“This is an aging population and the police are there to serve and protect. And if the police cannot serve and protect an 80-year-old confused frail woman at 3:30 in the morning, then we have a problem,” she said.
Pasquale said she’d like to see officers receive training on how to deal with individuals who suffer from dementia.

Pasquale is seeking $1.1 million in damages for her mother and $250,000 for herself.
The damages sought in the lawsuit will be used to help pay for her mother’s medical expenses including rehabilitation and retirement home fees, she said.
Peel Regional Police have yet to file a statement of defence. They’ve declined to comment on this case, stating that it is their policy not to discuss ongoing civil actions.
With files from CTV Toronto’s Karlene Nation and The Canadian Press
read more: http://www.ctvnews.ca/canada/peel-police-facing-1-3m-lawsuit-over-use-of-taser-on-80-year-old-woman-1.1525296#ixzz2jacMQAeC

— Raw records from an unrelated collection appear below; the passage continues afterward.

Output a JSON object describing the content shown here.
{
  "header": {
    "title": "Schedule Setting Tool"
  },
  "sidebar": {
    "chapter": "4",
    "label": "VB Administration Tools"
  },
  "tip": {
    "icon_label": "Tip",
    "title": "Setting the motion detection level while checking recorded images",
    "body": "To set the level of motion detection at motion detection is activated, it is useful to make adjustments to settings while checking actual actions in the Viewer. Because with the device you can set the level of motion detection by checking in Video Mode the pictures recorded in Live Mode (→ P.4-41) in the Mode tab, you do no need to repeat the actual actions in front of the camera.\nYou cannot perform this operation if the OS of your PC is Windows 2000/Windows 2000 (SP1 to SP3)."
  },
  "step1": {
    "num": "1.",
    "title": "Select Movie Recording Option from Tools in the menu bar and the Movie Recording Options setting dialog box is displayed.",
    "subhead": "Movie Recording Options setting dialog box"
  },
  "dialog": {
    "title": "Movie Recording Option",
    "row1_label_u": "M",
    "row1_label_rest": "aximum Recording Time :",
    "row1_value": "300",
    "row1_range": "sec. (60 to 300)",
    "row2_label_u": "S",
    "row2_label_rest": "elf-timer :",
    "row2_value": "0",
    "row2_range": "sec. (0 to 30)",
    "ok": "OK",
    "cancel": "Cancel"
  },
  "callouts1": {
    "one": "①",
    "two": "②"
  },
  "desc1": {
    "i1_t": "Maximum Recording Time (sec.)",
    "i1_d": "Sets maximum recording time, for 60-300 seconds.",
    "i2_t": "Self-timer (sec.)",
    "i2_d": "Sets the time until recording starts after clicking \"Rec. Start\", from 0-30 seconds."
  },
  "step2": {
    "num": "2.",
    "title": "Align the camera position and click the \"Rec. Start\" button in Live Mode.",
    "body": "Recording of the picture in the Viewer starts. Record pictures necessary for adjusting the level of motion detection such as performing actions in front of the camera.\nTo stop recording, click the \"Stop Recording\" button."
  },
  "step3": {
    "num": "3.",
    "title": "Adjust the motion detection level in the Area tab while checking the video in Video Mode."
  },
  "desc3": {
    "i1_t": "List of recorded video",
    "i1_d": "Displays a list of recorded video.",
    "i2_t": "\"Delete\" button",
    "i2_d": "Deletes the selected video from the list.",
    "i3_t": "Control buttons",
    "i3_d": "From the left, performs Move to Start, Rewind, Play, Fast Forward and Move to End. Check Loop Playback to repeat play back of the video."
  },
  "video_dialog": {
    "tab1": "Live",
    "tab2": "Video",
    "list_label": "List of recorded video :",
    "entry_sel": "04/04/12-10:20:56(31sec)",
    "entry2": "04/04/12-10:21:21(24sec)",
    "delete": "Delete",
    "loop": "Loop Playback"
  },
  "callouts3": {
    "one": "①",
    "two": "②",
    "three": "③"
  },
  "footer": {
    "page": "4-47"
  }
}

imagesCAGFQSTDAn adventurer, who was stranded in Canada’s frozen north, was forced to eat his faithful dog that saved him from a bear attack. Marco Lavoie had to save himself from starvation, after a bear raided his camp and left him without food and his canoe, the Daily Express reported. The dog had driven off the bear, but Lavoie was so desperate for food days after the attack that he had to use a rock to kill the animal. Experts have said that the 44-year-old, who had lost more than six stone and was barely able to speak or eat, was only days away from death when he was rescued from the freezing Quebec wilderness.
- See more at: http://www.canadastandard.com/index.php/sid/218150472/scat/71df8d33cd2a30df#sthash.cdfXmTmD.dpuf

A 23-year-old man was held in the lockup in St. John’s on Saturday night, on a number of traffic offences — including owing $45,000 in fines.
The Royal Newfoundland Constabulary pulled over the driver around 12:30 a.m. Sunday in the New Gower Street area, for a traffic violation.
1067863-Clipart-Flasher-Man-From-Behind-Royalty-Free-Vector-IllustrationIt was discovered the man driving the vehicle had no valid driver’s licence or insurance, and the registered owner was charged with allowing his vehicle to be operated by an unlicenced, uninsured driver.
The driver was held for a provincial court appearance on Sunday, and the vehicle was impounded.
You’ve probably never heard of George Thornton, but chances are you’ve seen his work.
Thornton was the former Oregon Department of Transportation engineer who in 1970 decided the best way to remove an 8-ton dead whale from a Florence, Oregon, beach was by packing it full of a half-ton of dynamite and blowing it to smithereens.
Thornton died on Sunday. He was 84.  (A television news account captured the explosion and its aftermath)